While a parent/guardian/carer holds the infant, the officiating member of clergy will use an implement such as a shell to pour the water. A parent/guardian/carer will be asked to wipe the forehead of the baptised person with paper towels which can then be thrown away.

Unfortunately, baptism by immersion is not possible during the current restrictions.

During the baptism

Everyone attending the service must adhere to Government guidance on social distancing. Please follow the directions of the officiant if you are attending a service.

While naturally those present may wish to shake hands or hug, all present should refrain from doing so in light of guidance on physical distancing.

After the baptism

In keeping with the recommendations to limit social gatherings, there should not be a celebration or other gathering after the baptism, and this should be arranged at a future date once Government advice permits.

We will do our best to explain any changes or delays which may be an inevitable consequence of the current restrictions, but we are here to support you and to ensure baptism can go ahead or be rearranged to a suitable date in the future.

Practical Guidance for for Funerals

In this exceptional time, the Government’s guidance on social distancing and self-isolation will have a major impact on all aspects of everyday life, including the way funerals will be conducted for the immediate future. Christian funerals will continue in the Church of England but inevitably there will be some adaptations to protect everyone.

This means funerals can go ahead, but they may be different from what might normally be expected.

Before the funeral

It is advised that meetings between the bereaved and the person taking the funeral (officiant) are held by telephone, skype etc rather than face-to-face. If meetings can only be held in person, social distancing guidance will be followed.

Planning the funeral

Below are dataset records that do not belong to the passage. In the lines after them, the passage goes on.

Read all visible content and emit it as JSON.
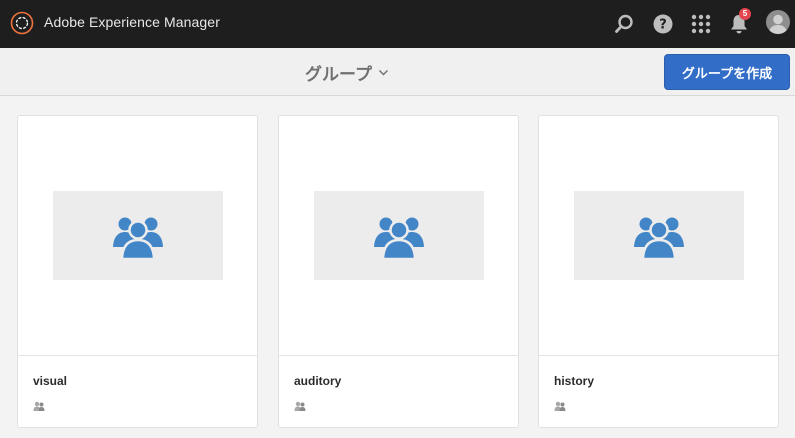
{
  "header": {
    "app_title": "Adobe Experience Manager",
    "notification_count": "5",
    "icons": [
      "adobe-logo-icon",
      "search-icon",
      "help-icon",
      "apps-grid-icon",
      "bell-icon",
      "user-avatar"
    ]
  },
  "actionbar": {
    "breadcrumb_title": "グループ",
    "create_button_label": "グループを作成"
  },
  "cards": [
    {
      "title": "visual",
      "thumbnail_icon": "group-icon",
      "type_icon": "group-small-icon"
    },
    {
      "title": "auditory",
      "thumbnail_icon": "group-icon",
      "type_icon": "group-small-icon"
    },
    {
      "title": "history",
      "thumbnail_icon": "group-icon",
      "type_icon": "group-small-icon"
    }
  ],
  "colors": {
    "topbar": "#1e1e1e",
    "accent_button": "#326ec8",
    "group_icon": "#4286c8",
    "badge": "#e34850",
    "logo": "#f0733d"
  }
}
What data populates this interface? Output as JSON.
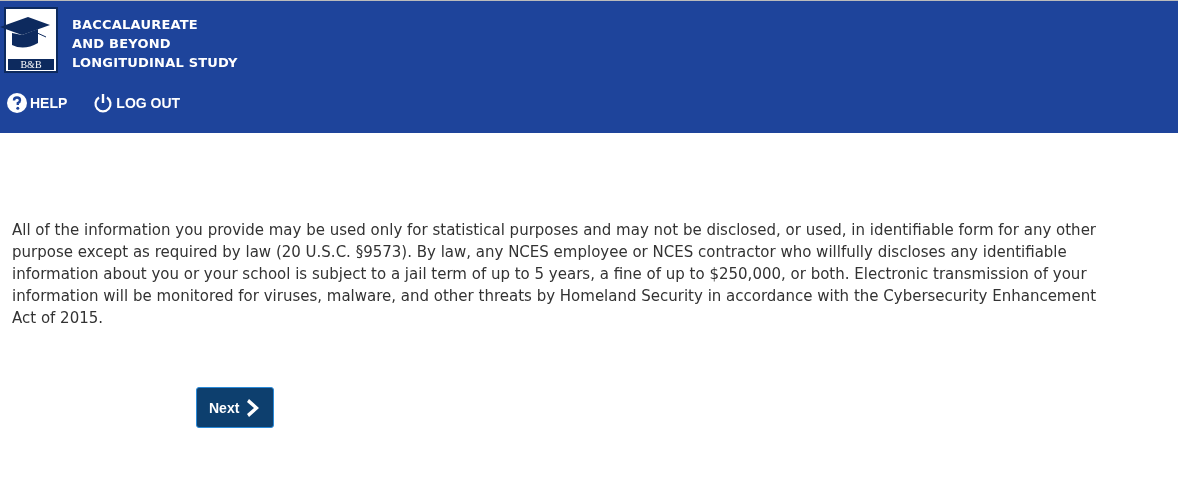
{
  "header": {
    "logo_text": "B&B",
    "title_lines": [
      "BACCALAUREATE",
      "AND BEYOND",
      "LONGITUDINAL STUDY"
    ],
    "nav": [
      {
        "kind": "help",
        "label": "HELP"
      },
      {
        "kind": "logout",
        "label": "LOG OUT"
      }
    ]
  },
  "notice": "All of the information you provide may be used only for statistical purposes and may not be disclosed, or used, in identifiable form for any other purpose except as required by law (20 U.S.C. §9573). By law, any NCES employee or NCES contractor who willfully discloses any identifiable information about you or your school is subject to a jail term of up to 5 years, a fine of up to $250,000, or both. Electronic transmission of your information will be monitored for viruses, malware, and other threats by Homeland Security in accordance with the Cybersecurity Enhancement Act of 2015.",
  "next_button": {
    "label": "Next"
  }
}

Although this will be very difficult for everyone, numbers of those attending the funeral will have to be kept to a minimum – we advise immediate family only. This should also be communicated to anyone in the wider circle of friends, family or colleagues in advance. Sadly, those over the age of 70 and those with an underlying health condition are strongly discouraged from attending in the present circumstances.

Any changes to the normal service will be explained by the officiant to the family. 

Where family relatives or friends are unable to attend a funeral service, clergy can still take a funeral at the graveside or crematorium, even if those present are limited to clergy and funeral directors.

Consider whether a memorial service could be held at some point in the future, which is an opportunity for more people to come together once Government guidance permits.

Those who are self-isolating may be offered the opportunity to join the service via a system such as Skype or another audio link. Failing this, a recording could be made which can be sent to anyone unable to attend after the service.

Where no audio link can be achieved, officiants may be able to provide an order of service, either by email or post.

No additional people should be expected to attend the service, such as an organist, verger, sound system operator etc.

During the funeral

Everyone attending the service must adhere to Government guidance on social distancing. Please follow the directions of the officiant and funeral director if you are attending a service.

While naturally those present may wish to shake hands or hug, all present should refrain from doing so in light of guidance on physical distancing.

After the funeral

In keeping with the recommendations to limit social gatherings, there should not be a wake or other gathering after the funeral, although it may possible to hold a gathering at a later date

If you are organising the funeral of a loved one, we are acutely aware of what a difficult time this will be. We will do our best to explain any changes or delays which may be an inevitable consequence of the current restrictions – for example, to the burial of ashes – but we are here to support you and to ensure a Christian funeral and burial can still be provided.